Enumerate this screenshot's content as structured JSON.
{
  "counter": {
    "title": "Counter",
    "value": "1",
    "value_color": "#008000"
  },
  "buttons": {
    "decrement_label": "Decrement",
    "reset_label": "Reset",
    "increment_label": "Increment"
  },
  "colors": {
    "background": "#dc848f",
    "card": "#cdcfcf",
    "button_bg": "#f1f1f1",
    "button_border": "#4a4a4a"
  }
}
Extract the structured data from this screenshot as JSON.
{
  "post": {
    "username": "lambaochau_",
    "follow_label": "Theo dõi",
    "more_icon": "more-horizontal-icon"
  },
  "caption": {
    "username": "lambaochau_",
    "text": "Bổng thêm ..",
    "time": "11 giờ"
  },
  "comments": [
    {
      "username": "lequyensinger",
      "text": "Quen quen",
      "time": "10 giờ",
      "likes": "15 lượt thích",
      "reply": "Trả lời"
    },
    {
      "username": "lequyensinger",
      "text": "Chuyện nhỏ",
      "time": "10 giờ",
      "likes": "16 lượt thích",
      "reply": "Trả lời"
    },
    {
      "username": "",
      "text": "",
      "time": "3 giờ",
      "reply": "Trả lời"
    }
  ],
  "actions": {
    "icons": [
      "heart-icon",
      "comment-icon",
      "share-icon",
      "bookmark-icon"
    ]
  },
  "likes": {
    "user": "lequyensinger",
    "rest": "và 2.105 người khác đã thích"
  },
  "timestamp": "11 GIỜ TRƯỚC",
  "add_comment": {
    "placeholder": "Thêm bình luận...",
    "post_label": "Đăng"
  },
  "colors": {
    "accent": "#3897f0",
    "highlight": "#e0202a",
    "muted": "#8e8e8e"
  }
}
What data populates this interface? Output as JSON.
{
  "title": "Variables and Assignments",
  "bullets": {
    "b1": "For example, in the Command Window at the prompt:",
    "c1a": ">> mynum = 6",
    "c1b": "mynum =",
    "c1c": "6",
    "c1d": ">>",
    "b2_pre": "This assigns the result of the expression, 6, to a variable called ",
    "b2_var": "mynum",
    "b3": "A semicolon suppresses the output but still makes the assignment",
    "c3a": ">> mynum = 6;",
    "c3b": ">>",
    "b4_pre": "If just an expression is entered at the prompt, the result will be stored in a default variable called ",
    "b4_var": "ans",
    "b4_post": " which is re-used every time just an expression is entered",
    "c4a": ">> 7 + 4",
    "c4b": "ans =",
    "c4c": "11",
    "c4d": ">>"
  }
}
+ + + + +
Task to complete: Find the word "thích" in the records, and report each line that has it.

Answer box:
      "likes": "15 lượt thích",
      "likes": "16 lượt thích",
    "rest": "và 2.105 người khác đã thích"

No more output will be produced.